Until next week,
Virginia Claire, our Austen at Large roving reporter is a college student studying English literature and history who just returned from her time studying abroad in Bath England and working as an intern at the Jane Austen Centre. She is the Regional Coordinator of JASNA North Carolina and a lifelong Janeite. She will be sharing her thoughts on all things Austen this semester and remembering her travels in Austenland.
- Jane Austen’s Letters – New Edition – Collected and Edited by Deidre Le Faye, Third Edition, Oxford University Press, Oxford (1997)
- A Subject Guide to the Le Faye Edition of Jane Austen’s Letters at Molland’s Circulating Library
I just love this site – and I must confess that I am more than a little jealous of Virginia Claire’s internship experience!
Hi Molly, thanks for your complement on the blog. We are all envious of Virginia Claire’s fab experience as an intern with the Jane Austen Center, and I am so grateful for her contributions. Thanks for stopping by today.
Cheers, Laurel Ann
I would love to read all of Jane’s available letters! Where might I find them, or in what book? Thank you!
Hi Ainsley, there are several options for you to read Jane Austen’s Letters. The most comprehensive collection is Jane Austen’s Letters edited by Deidre Le Faye, Third Edition, Oxford University Press, Oxford (1997). A link to purchasing them is listed at the bottom of the post. Oxford World Press has a reissue coming out this month of its Selected Letters of Jane Austen which you can read about here
The first collection of her letters was the Brabourne edition which you can read online at The Jane Austen Information Page.
I hope that you enjoy reading about her life.
Cheers, Laurel Ann
Great post Virginia! Love, Love, Love it! I can picture the scene~ now that would make for a great movie!
Lovely post, indeed!
Wonderful post. I wish I were a time-traveling fly on the wall.
To be read to by the mistress of wit!
I imagine it could have been a lot like that scene in “Miss Austen Regrets”; Jane is at the kitchen table, reading a bit of Persuasion and the two servants are at the back listening with rapt attention and Cassandra in in tears.

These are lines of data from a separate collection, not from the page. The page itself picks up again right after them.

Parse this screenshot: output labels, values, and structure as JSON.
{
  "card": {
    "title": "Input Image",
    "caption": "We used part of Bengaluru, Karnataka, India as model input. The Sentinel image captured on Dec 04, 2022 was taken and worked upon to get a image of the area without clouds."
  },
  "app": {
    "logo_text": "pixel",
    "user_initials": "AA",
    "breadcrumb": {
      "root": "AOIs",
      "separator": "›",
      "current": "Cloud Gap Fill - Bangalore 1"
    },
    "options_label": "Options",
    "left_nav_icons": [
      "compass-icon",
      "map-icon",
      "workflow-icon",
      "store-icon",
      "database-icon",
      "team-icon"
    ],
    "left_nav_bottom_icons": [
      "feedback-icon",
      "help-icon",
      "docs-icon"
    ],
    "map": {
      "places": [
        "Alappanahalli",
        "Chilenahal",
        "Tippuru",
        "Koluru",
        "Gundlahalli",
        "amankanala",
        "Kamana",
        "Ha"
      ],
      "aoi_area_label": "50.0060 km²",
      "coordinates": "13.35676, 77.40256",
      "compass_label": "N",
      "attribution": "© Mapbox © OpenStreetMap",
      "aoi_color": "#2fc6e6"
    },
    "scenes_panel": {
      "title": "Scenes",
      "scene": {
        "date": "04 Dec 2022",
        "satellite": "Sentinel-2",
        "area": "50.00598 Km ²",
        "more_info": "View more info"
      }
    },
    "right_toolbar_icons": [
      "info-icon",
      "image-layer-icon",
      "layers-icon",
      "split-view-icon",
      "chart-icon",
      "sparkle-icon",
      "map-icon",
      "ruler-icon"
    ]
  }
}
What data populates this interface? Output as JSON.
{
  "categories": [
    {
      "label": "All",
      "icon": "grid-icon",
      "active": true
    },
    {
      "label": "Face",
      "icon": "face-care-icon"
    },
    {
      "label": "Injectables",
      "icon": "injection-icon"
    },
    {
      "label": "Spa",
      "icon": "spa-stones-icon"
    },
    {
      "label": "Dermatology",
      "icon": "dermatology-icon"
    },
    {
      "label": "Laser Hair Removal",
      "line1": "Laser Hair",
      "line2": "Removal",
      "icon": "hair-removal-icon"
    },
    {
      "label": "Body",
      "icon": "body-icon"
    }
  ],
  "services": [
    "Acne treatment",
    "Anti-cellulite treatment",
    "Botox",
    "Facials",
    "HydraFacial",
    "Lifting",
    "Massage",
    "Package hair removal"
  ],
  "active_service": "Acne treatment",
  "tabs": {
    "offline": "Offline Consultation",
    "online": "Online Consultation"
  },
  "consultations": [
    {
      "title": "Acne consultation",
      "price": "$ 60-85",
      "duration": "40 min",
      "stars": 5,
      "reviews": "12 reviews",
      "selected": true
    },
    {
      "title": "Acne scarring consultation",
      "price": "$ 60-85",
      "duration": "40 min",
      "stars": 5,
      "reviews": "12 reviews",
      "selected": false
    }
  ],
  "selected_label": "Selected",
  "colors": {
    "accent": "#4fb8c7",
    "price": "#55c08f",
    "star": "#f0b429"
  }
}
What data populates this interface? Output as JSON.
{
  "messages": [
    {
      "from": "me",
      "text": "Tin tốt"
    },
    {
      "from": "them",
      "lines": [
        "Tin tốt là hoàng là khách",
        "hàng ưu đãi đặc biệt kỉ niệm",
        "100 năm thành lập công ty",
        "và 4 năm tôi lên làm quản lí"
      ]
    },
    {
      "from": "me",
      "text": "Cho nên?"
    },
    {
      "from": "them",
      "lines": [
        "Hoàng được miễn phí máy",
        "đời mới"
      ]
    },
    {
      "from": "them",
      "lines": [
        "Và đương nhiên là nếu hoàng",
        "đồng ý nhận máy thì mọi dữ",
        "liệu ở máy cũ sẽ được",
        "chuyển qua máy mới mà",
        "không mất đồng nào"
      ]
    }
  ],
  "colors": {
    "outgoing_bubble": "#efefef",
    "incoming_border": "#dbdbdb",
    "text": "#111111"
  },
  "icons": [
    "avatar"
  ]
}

I think that film has changed a lot of my views of the Austen family dynamic. I’m not saying I believe they all behaved exactly that way, but it did help be see them as regular people other than stiff “documentary like” recreations.